Even though I was using Linux for a while, I really didn’t got the idea with the file permissions clear from the beginning. Or even after a year. Changing permissions to allow certain things to happen (e.g. execute a script file) was embedded into my habits, but without really understanding what was happening. Nor did I was that interested to find out, but there is a point where you really want to know what you’re doing and not run commands just because you want “stuff working”.
When trying to find out something about a files permission, one would use “ls -l” ; or if you want more info like space usage – “ls -lsh”
It got pretty confusing understanding the “-rw–“‘s and such (without bothering to read about it). I’ve noticed that It was easier to understand numbers associated with permissions (e.g. a script being executable would have to have a 7 or more associated with its permissions). After discovering the “stat -c “%a %n” *” things got a bit prettier.
It even became more pretty, when using Filezillas GUI to change permissions. There are both letters and numbers.
What are permissions and why are they used?
Permissions underlines which users should be able to read, write and execute the files that they own or that other users might own. Even more simply put, establishing who should be able to do what with a certain file, to avoid unwanted damage or unwanted access to a system. This is also referred to as privilege separation .
In a multi-user environment (where by user we understand a physical human user and virtual users that are created to handle certain parts of the system) a feature like this is what the system needs to ensure order and security both for the end-users and for the environment itself.
Different notations for permissions
Earlier I mentioned something about permissions with numbers and others with letters. These are referred to:
- symbolic mode permission – using letters and symbols : r w x a o u g + –
- octal mode permissions – using numbers : 755, 644, 440
Each file will have a set of 10 symbols and 2 names associated with its permissions. Below you can see the output of “ls -l” and the more graphical view over how those symbols are associated between each other.
- file-type – the file-type can be one of 3 :
- file – noted as “-“
- directory – noted as “d”
- symbolic link (symlink) – noted as “l”
- owner – also referred to as “user” or “u”
- group – the name of the group that the user is part of
- public – also referred to as “other of world” or “o”

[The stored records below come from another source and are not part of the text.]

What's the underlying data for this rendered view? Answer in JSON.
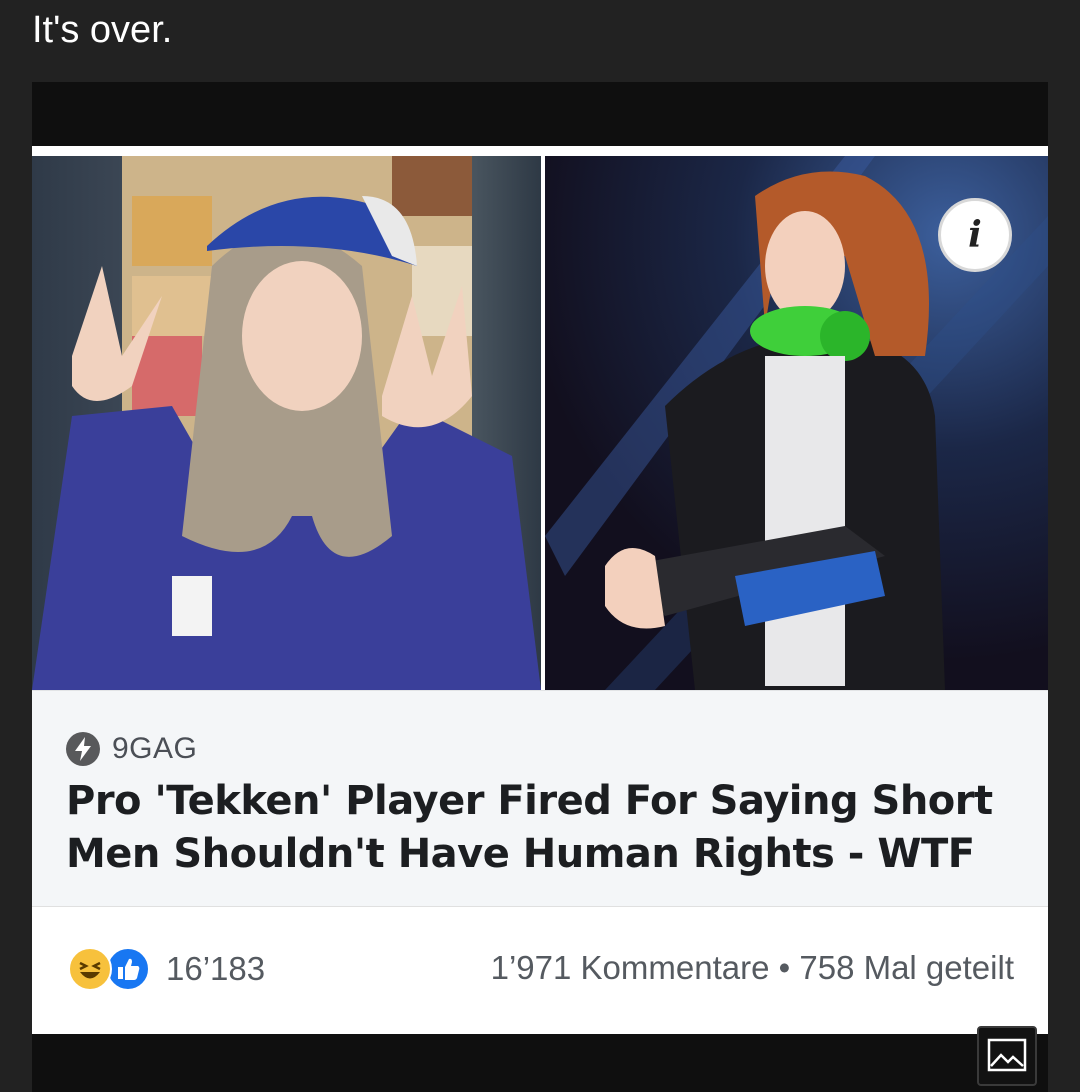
{
  "post": {
    "caption": "It's over."
  },
  "link_preview": {
    "source": "9GAG",
    "headline": "Pro 'Tekken' Player Fired For Saying Short Men Shouldn't Have Human Rights - WTF",
    "left_image": "photo of player with Red Bull cap making peace signs",
    "right_image": "photo of player with green headphones holding arcade stick",
    "info_icon": "info-icon"
  },
  "engagement": {
    "reaction_icons": [
      "haha-emoji-icon",
      "like-thumb-icon"
    ],
    "reaction_count": "16’183",
    "comments": "1’971 Kommentare",
    "separator": "•",
    "shares": "758 Mal geteilt"
  },
  "toolbar": {
    "gallery_icon": "gallery-icon"
  }
}
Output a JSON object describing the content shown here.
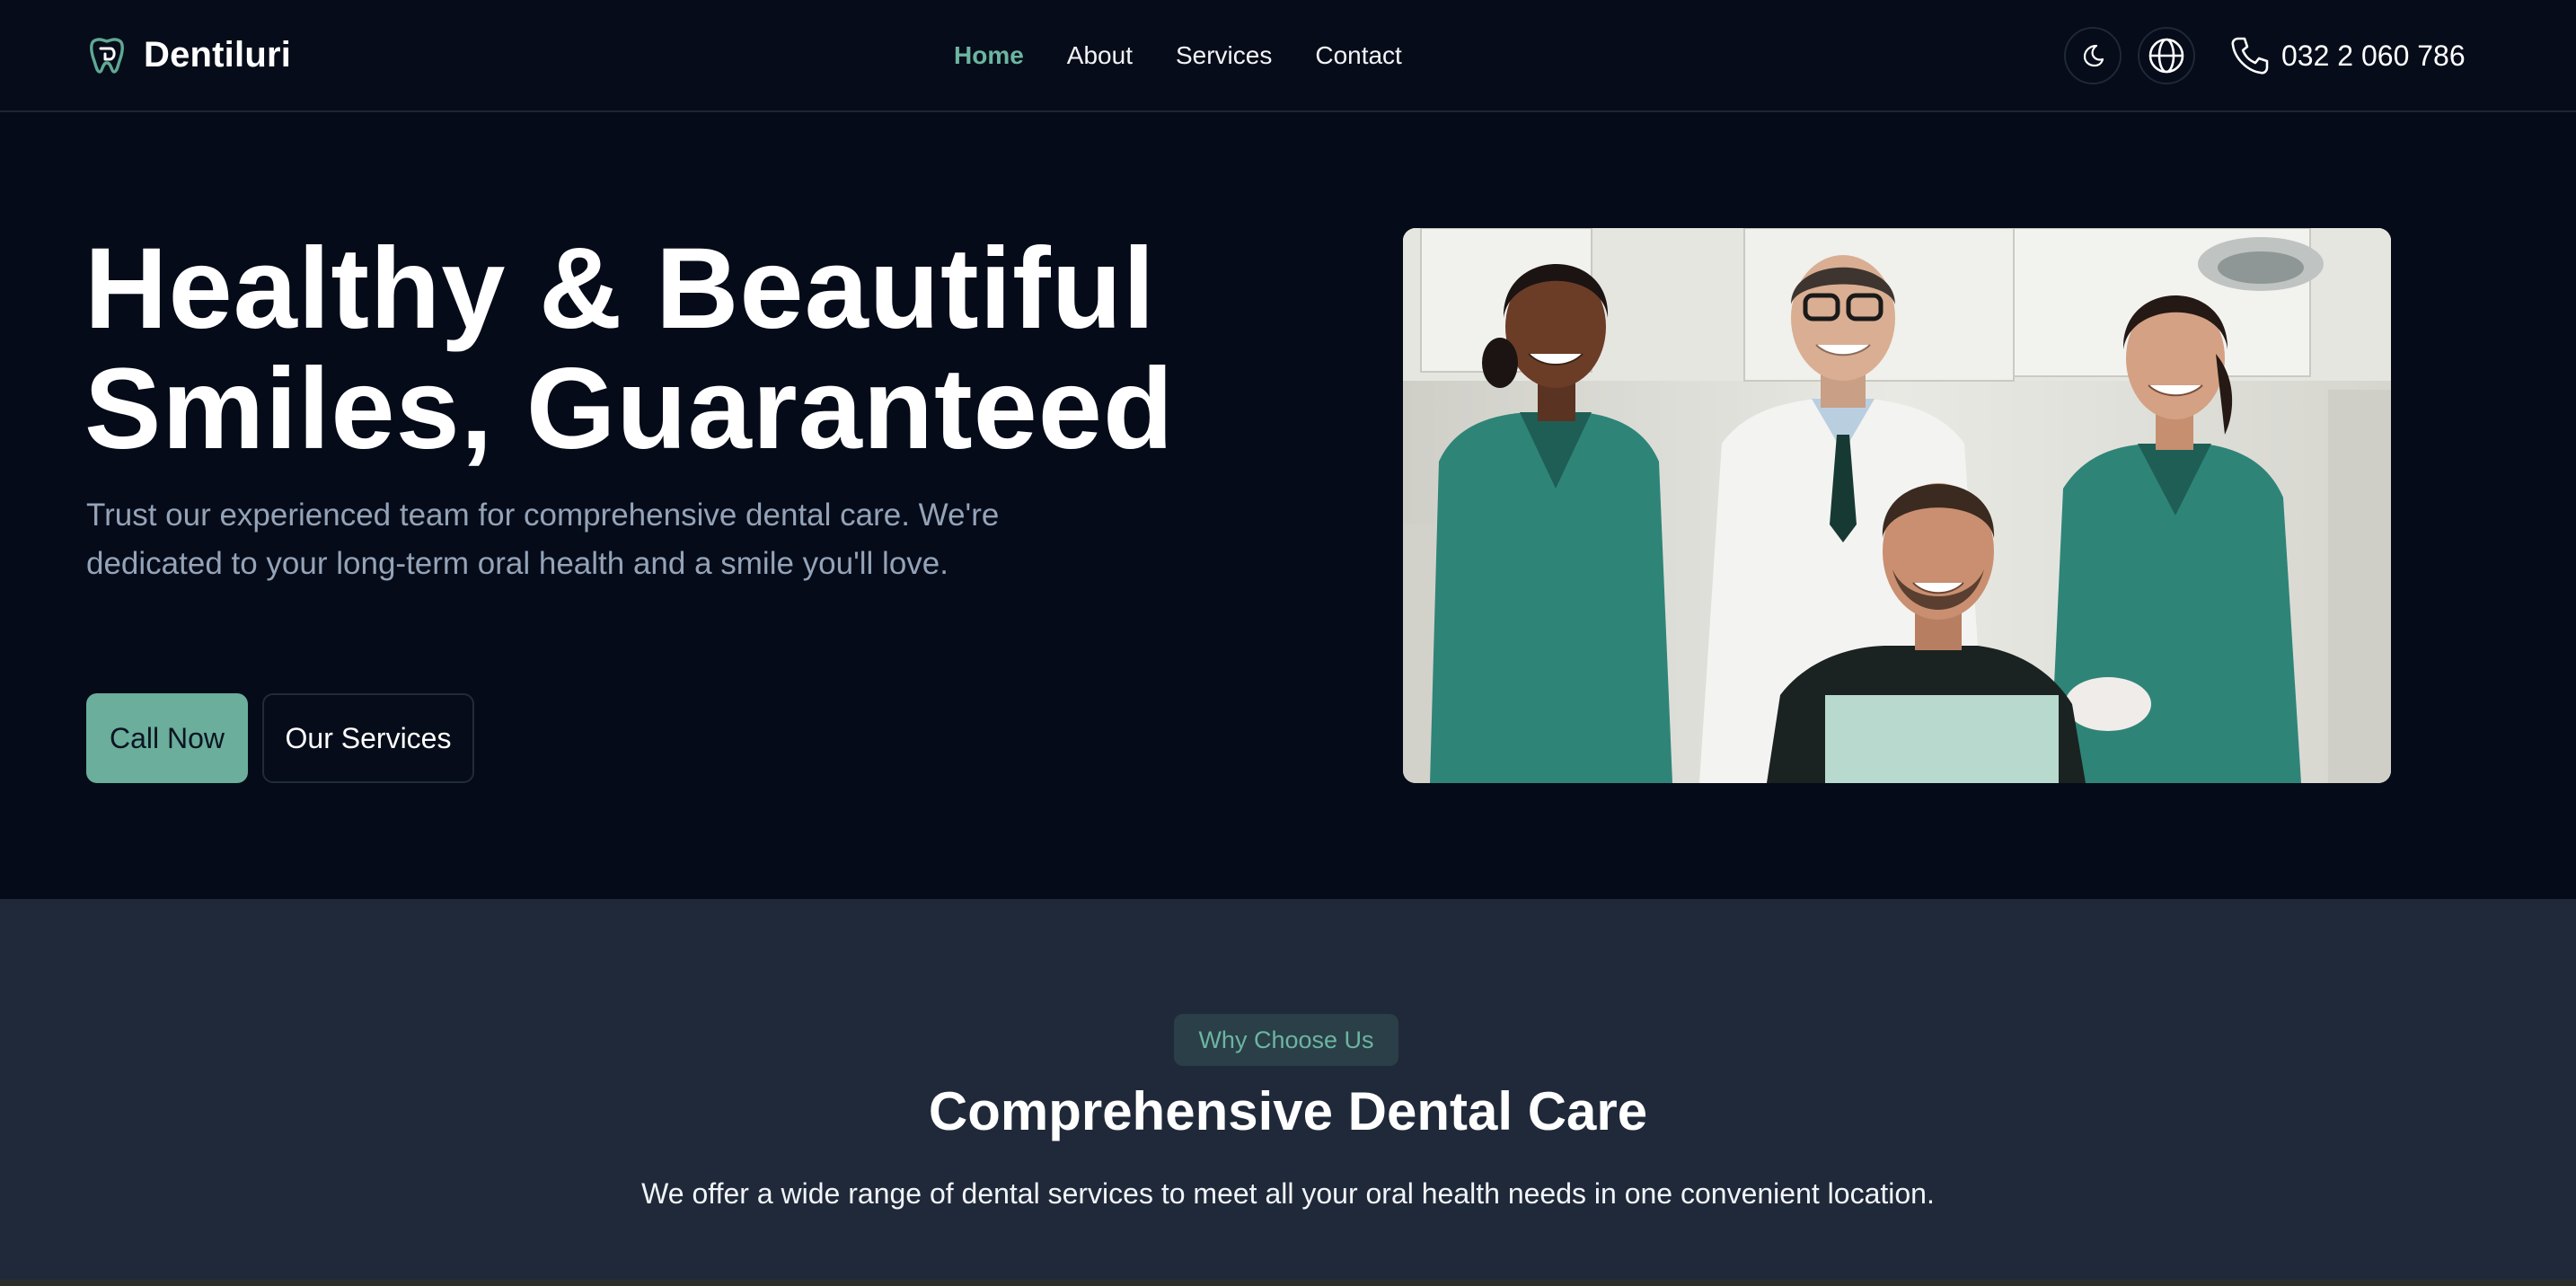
{
  "header": {
    "brand": "Dentiluri",
    "nav": [
      {
        "label": "Home",
        "active": true
      },
      {
        "label": "About",
        "active": false
      },
      {
        "label": "Services",
        "active": false
      },
      {
        "label": "Contact",
        "active": false
      }
    ],
    "theme_icon": "moon-icon",
    "language_icon": "globe-icon",
    "phone_icon": "phone-icon",
    "phone": "032 2 060 786"
  },
  "hero": {
    "title_line1": "Healthy & Beautiful",
    "title_line2": "Smiles, Guaranteed",
    "subtitle": "Trust our experienced team for comprehensive dental care. We're dedicated to your long-term oral health and a smile you'll love.",
    "primary_button": "Call Now",
    "secondary_button": "Our Services",
    "photo": "dental-team-photo"
  },
  "why": {
    "badge": "Why Choose Us",
    "title": "Comprehensive Dental Care",
    "subtitle": "We offer a wide range of dental services to meet all your oral health needs in one convenient location."
  },
  "colors": {
    "accent": "#6cb5a1",
    "page_background": "#050b18",
    "section_background": "#202939",
    "muted_text": "#94a3b8"
  }
}
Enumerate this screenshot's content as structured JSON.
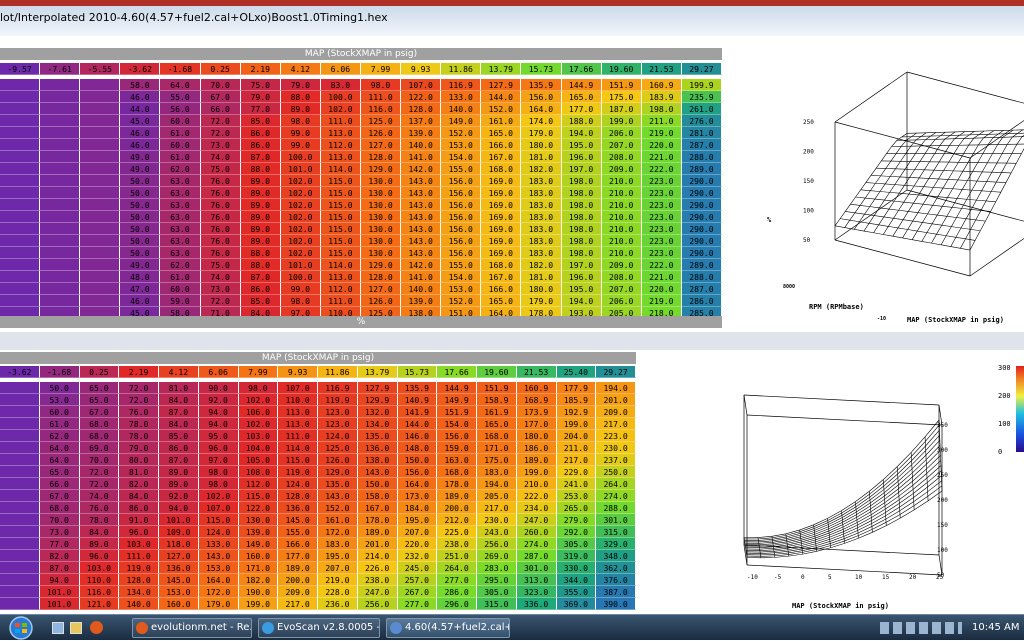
{
  "window": {
    "title": "lot/Interpolated 2010-4.60(4.57+fuel2.cal+OLxo)Boost1.0Timing1.hex"
  },
  "top": {
    "header_label": "MAP (StockXMAP in psig)",
    "footer_label": "%",
    "columns": [
      "-9.57",
      "-7.61",
      "-5.55",
      "-3.62",
      "-1.68",
      "0.25",
      "2.19",
      "4.12",
      "6.06",
      "7.99",
      "9.93",
      "11.86",
      "13.79",
      "15.73",
      "17.66",
      "19.60",
      "21.53",
      "29.27"
    ],
    "rows": [
      [
        "58.0",
        "64.0",
        "70.0",
        "75.0",
        "79.0",
        "83.0",
        "98.0",
        "107.0",
        "116.9",
        "127.9",
        "135.9",
        "144.9",
        "151.9",
        "160.9",
        "199.9"
      ],
      [
        "46.0",
        "55.0",
        "67.0",
        "79.0",
        "88.0",
        "100.0",
        "111.0",
        "122.0",
        "133.0",
        "144.0",
        "156.0",
        "165.0",
        "175.0",
        "183.9",
        "235.9"
      ],
      [
        "44.0",
        "56.0",
        "66.0",
        "77.0",
        "89.0",
        "102.0",
        "116.0",
        "128.0",
        "140.0",
        "152.0",
        "164.0",
        "177.0",
        "187.0",
        "198.0",
        "261.0"
      ],
      [
        "45.0",
        "60.0",
        "72.0",
        "85.0",
        "98.0",
        "111.0",
        "125.0",
        "137.0",
        "149.0",
        "161.0",
        "174.0",
        "188.0",
        "199.0",
        "211.0",
        "276.0"
      ],
      [
        "46.0",
        "61.0",
        "72.0",
        "86.0",
        "99.0",
        "113.0",
        "126.0",
        "139.0",
        "152.0",
        "165.0",
        "179.0",
        "194.0",
        "206.0",
        "219.0",
        "281.0"
      ],
      [
        "46.0",
        "60.0",
        "73.0",
        "86.0",
        "99.0",
        "112.0",
        "127.0",
        "140.0",
        "153.0",
        "166.0",
        "180.0",
        "195.0",
        "207.0",
        "220.0",
        "287.0"
      ],
      [
        "49.0",
        "61.0",
        "74.0",
        "87.0",
        "100.0",
        "113.0",
        "128.0",
        "141.0",
        "154.0",
        "167.0",
        "181.0",
        "196.0",
        "208.0",
        "221.0",
        "288.0"
      ],
      [
        "49.0",
        "62.0",
        "75.0",
        "88.0",
        "101.0",
        "114.0",
        "129.0",
        "142.0",
        "155.0",
        "168.0",
        "182.0",
        "197.0",
        "209.0",
        "222.0",
        "289.0"
      ],
      [
        "50.0",
        "63.0",
        "76.0",
        "89.0",
        "102.0",
        "115.0",
        "130.0",
        "143.0",
        "156.0",
        "169.0",
        "183.0",
        "198.0",
        "210.0",
        "223.0",
        "290.0"
      ],
      [
        "50.0",
        "63.0",
        "76.0",
        "89.0",
        "102.0",
        "115.0",
        "130.0",
        "143.0",
        "156.0",
        "169.0",
        "183.0",
        "198.0",
        "210.0",
        "223.0",
        "290.0"
      ],
      [
        "50.0",
        "63.0",
        "76.0",
        "89.0",
        "102.0",
        "115.0",
        "130.0",
        "143.0",
        "156.0",
        "169.0",
        "183.0",
        "198.0",
        "210.0",
        "223.0",
        "290.0"
      ],
      [
        "50.0",
        "63.0",
        "76.0",
        "89.0",
        "102.0",
        "115.0",
        "130.0",
        "143.0",
        "156.0",
        "169.0",
        "183.0",
        "198.0",
        "210.0",
        "223.0",
        "290.0"
      ],
      [
        "50.0",
        "63.0",
        "76.0",
        "89.0",
        "102.0",
        "115.0",
        "130.0",
        "143.0",
        "156.0",
        "169.0",
        "183.0",
        "198.0",
        "210.0",
        "223.0",
        "290.0"
      ],
      [
        "50.0",
        "63.0",
        "76.0",
        "89.0",
        "102.0",
        "115.0",
        "130.0",
        "143.0",
        "156.0",
        "169.0",
        "183.0",
        "198.0",
        "210.0",
        "223.0",
        "290.0"
      ],
      [
        "50.0",
        "63.0",
        "76.0",
        "88.0",
        "102.0",
        "115.0",
        "130.0",
        "143.0",
        "156.0",
        "169.0",
        "183.0",
        "198.0",
        "210.0",
        "223.0",
        "290.0"
      ],
      [
        "49.0",
        "62.0",
        "75.0",
        "88.0",
        "101.0",
        "114.0",
        "129.0",
        "142.0",
        "155.0",
        "168.0",
        "182.0",
        "197.0",
        "209.0",
        "222.0",
        "289.0"
      ],
      [
        "48.0",
        "61.0",
        "74.0",
        "87.0",
        "100.0",
        "113.0",
        "128.0",
        "141.0",
        "154.0",
        "167.0",
        "181.0",
        "196.0",
        "208.0",
        "221.0",
        "288.0"
      ],
      [
        "47.0",
        "60.0",
        "73.0",
        "86.0",
        "99.0",
        "112.0",
        "127.0",
        "140.0",
        "153.0",
        "166.0",
        "180.0",
        "195.0",
        "207.0",
        "220.0",
        "287.0"
      ],
      [
        "46.0",
        "59.0",
        "72.0",
        "85.0",
        "98.0",
        "111.0",
        "126.0",
        "139.0",
        "152.0",
        "165.0",
        "179.0",
        "194.0",
        "206.0",
        "219.0",
        "286.0"
      ],
      [
        "45.0",
        "58.0",
        "71.0",
        "84.0",
        "97.0",
        "110.0",
        "125.0",
        "138.0",
        "151.0",
        "164.0",
        "178.0",
        "193.0",
        "205.0",
        "218.0",
        "285.0"
      ]
    ]
  },
  "bottom": {
    "header_label": "MAP (StockXMAP in psig)",
    "columns": [
      "-3.62",
      "-1.68",
      "0.25",
      "2.19",
      "4.12",
      "6.06",
      "7.99",
      "9.93",
      "11.86",
      "13.79",
      "15.73",
      "17.66",
      "19.60",
      "21.53",
      "25.40",
      "29.27"
    ],
    "rows": [
      [
        "50.0",
        "65.0",
        "72.0",
        "81.0",
        "90.0",
        "98.0",
        "107.0",
        "116.9",
        "127.9",
        "135.9",
        "144.9",
        "151.9",
        "160.9",
        "177.9",
        "194.0"
      ],
      [
        "53.0",
        "65.0",
        "72.0",
        "84.0",
        "92.0",
        "102.0",
        "110.0",
        "119.9",
        "129.9",
        "140.9",
        "149.9",
        "158.9",
        "168.9",
        "185.9",
        "201.0"
      ],
      [
        "60.0",
        "67.0",
        "76.0",
        "87.0",
        "94.0",
        "106.0",
        "113.0",
        "123.0",
        "132.0",
        "141.9",
        "151.9",
        "161.9",
        "173.9",
        "192.9",
        "209.0"
      ],
      [
        "61.0",
        "68.0",
        "78.0",
        "84.0",
        "94.0",
        "102.0",
        "113.0",
        "123.0",
        "134.0",
        "144.0",
        "154.0",
        "165.0",
        "177.0",
        "199.0",
        "217.0"
      ],
      [
        "62.0",
        "68.0",
        "78.0",
        "85.0",
        "95.0",
        "103.0",
        "111.0",
        "124.0",
        "135.0",
        "146.0",
        "156.0",
        "168.0",
        "180.0",
        "204.0",
        "223.0"
      ],
      [
        "64.0",
        "69.0",
        "79.0",
        "86.0",
        "96.0",
        "104.0",
        "114.0",
        "125.0",
        "136.0",
        "148.0",
        "159.0",
        "171.0",
        "186.0",
        "211.0",
        "230.0"
      ],
      [
        "64.0",
        "70.0",
        "80.0",
        "87.0",
        "97.0",
        "105.0",
        "115.0",
        "126.0",
        "138.0",
        "150.0",
        "163.0",
        "175.0",
        "189.0",
        "217.0",
        "237.0"
      ],
      [
        "65.0",
        "72.0",
        "81.0",
        "89.0",
        "98.0",
        "108.0",
        "119.0",
        "129.0",
        "143.0",
        "156.0",
        "168.0",
        "183.0",
        "199.0",
        "229.0",
        "250.0"
      ],
      [
        "66.0",
        "72.0",
        "82.0",
        "89.0",
        "98.0",
        "112.0",
        "124.0",
        "135.0",
        "150.0",
        "164.0",
        "178.0",
        "194.0",
        "210.0",
        "241.0",
        "264.0"
      ],
      [
        "67.0",
        "74.0",
        "84.0",
        "92.0",
        "102.0",
        "115.0",
        "128.0",
        "143.0",
        "158.0",
        "173.0",
        "189.0",
        "205.0",
        "222.0",
        "253.0",
        "274.0"
      ],
      [
        "68.0",
        "76.0",
        "86.0",
        "94.0",
        "107.0",
        "122.0",
        "136.0",
        "152.0",
        "167.0",
        "184.0",
        "200.0",
        "217.0",
        "234.0",
        "265.0",
        "288.0"
      ],
      [
        "70.0",
        "78.0",
        "91.0",
        "101.0",
        "115.0",
        "130.0",
        "145.0",
        "161.0",
        "178.0",
        "195.0",
        "212.0",
        "230.0",
        "247.0",
        "279.0",
        "301.0"
      ],
      [
        "73.0",
        "84.0",
        "96.0",
        "109.0",
        "124.0",
        "139.0",
        "155.0",
        "172.0",
        "189.0",
        "207.0",
        "225.0",
        "243.0",
        "260.0",
        "292.0",
        "315.0"
      ],
      [
        "77.0",
        "89.0",
        "103.0",
        "118.0",
        "133.0",
        "149.0",
        "166.0",
        "183.0",
        "201.0",
        "220.0",
        "238.0",
        "256.0",
        "274.0",
        "305.0",
        "329.0"
      ],
      [
        "82.0",
        "96.0",
        "111.0",
        "127.0",
        "143.0",
        "160.0",
        "177.0",
        "195.0",
        "214.0",
        "232.0",
        "251.0",
        "269.0",
        "287.0",
        "319.0",
        "348.0"
      ],
      [
        "87.0",
        "103.0",
        "119.0",
        "136.0",
        "153.0",
        "171.0",
        "189.0",
        "207.0",
        "226.0",
        "245.0",
        "264.0",
        "283.0",
        "301.0",
        "330.0",
        "362.0"
      ],
      [
        "94.0",
        "110.0",
        "128.0",
        "145.0",
        "164.0",
        "182.0",
        "200.0",
        "219.0",
        "238.0",
        "257.0",
        "277.0",
        "295.0",
        "313.0",
        "344.0",
        "376.0"
      ],
      [
        "101.0",
        "116.0",
        "134.0",
        "153.0",
        "172.0",
        "190.0",
        "209.0",
        "228.0",
        "247.0",
        "267.0",
        "286.0",
        "305.0",
        "323.0",
        "355.0",
        "387.0"
      ],
      [
        "101.0",
        "121.0",
        "140.0",
        "160.0",
        "179.0",
        "199.0",
        "217.0",
        "236.0",
        "256.0",
        "277.0",
        "296.0",
        "315.0",
        "336.0",
        "369.0",
        "390.0"
      ]
    ]
  },
  "plot_top": {
    "z_ticks": [
      "250",
      "200",
      "150",
      "100",
      "50"
    ],
    "x_label": "RPM (RPMbase)",
    "y_label": "MAP (StockXMAP in psig)",
    "x_ticks": [
      "8000",
      "6000",
      "4000",
      "3000",
      "2000",
      "1000"
    ],
    "y_ticks": [
      "-10",
      "0",
      "5",
      "10",
      "15",
      "20",
      "25"
    ],
    "z_label": "%"
  },
  "plot_bottom": {
    "z_ticks": [
      "350",
      "300",
      "250",
      "200",
      "150",
      "100",
      "50"
    ],
    "x_label": "MAP (StockXMAP in psig)",
    "x_ticks": [
      "-10",
      "-5",
      "0",
      "5",
      "10",
      "15",
      "20",
      "25"
    ],
    "colorbar_ticks": [
      "300",
      "200",
      "100",
      "0"
    ]
  },
  "taskbar": {
    "items": [
      {
        "label": "evolutionm.net - Re...",
        "color": "#e05a1e"
      },
      {
        "label": "EvoScan v2.8.0005 - ...",
        "color": "#3a9be0"
      },
      {
        "label": "4.60(4.57+fuel2.cal+...",
        "color": "#5a8ad0"
      }
    ],
    "time": "10:45 AM"
  }
}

- all – all permission categories included (owner,group,public) ; also referred to as “a”
- permissions are added to a file using the “+” operator
- permissions are being removed for user using the “-” operator
A user will be able to have the following set of permissions over files :
- read – noted “r” with the value of “4”
- write – noted “w” with the value of “2”
- execute – noted “x” with the value of “1”
- no permissions – will result in the value of “0”
So, in order to play with the symbols and operators from above, let’s take a look at the following examples. The command to use in Linux to set permissions is “chmod”.
chmod a+x file.sh
Will grant executable permissions over file.sh to the owner of file.sh, the group that the owner is part of and to the public.
chmod uo+rw file.sh
Will add read and write permissions to the user (owner) of the file and to the public (other)
You probably noticed that I associated the permissions above with some values. These are to be used when setting permissions in octal (numeric) mode. I’ve seen it to be more commonly used and more easily understandable than the symbolic mode from above. Like in the symbolic mode, the octal mode is linked with the set of permissions associated with each entity having control over a file (owner, group, public).
chmod 750 file.sh
Will set read,write,execute permissions for the owner of the file, read and execute for the group that the owner is part of and no permissions for public. How is this possible ? Each character of the number 750 is formed based on the addition of values associated with the permissions required. In this case, the first character (7) is associated with the owners permissions over the file, them being read (4) , write (2) and execute (1). Added together, forming a 7.
To have a practical approach on viewing how permissions are being written in different ways, you can check out the “Linux permissions prettifier“. It follows same idea as the GUI in Filezilla mentioned above.
People tend to ignore manual pages and explanations and when they just want to “get stuff working” they want a quick fix/solution. While the quick fix might get your things up and running, it is crucial to understand what you are doing there so that something else is not (will be) affected. You will get into a lot of weird errors and situations simply because you didn’t want to read that boring manual page but remember that it will save a lot of headaches in the long run.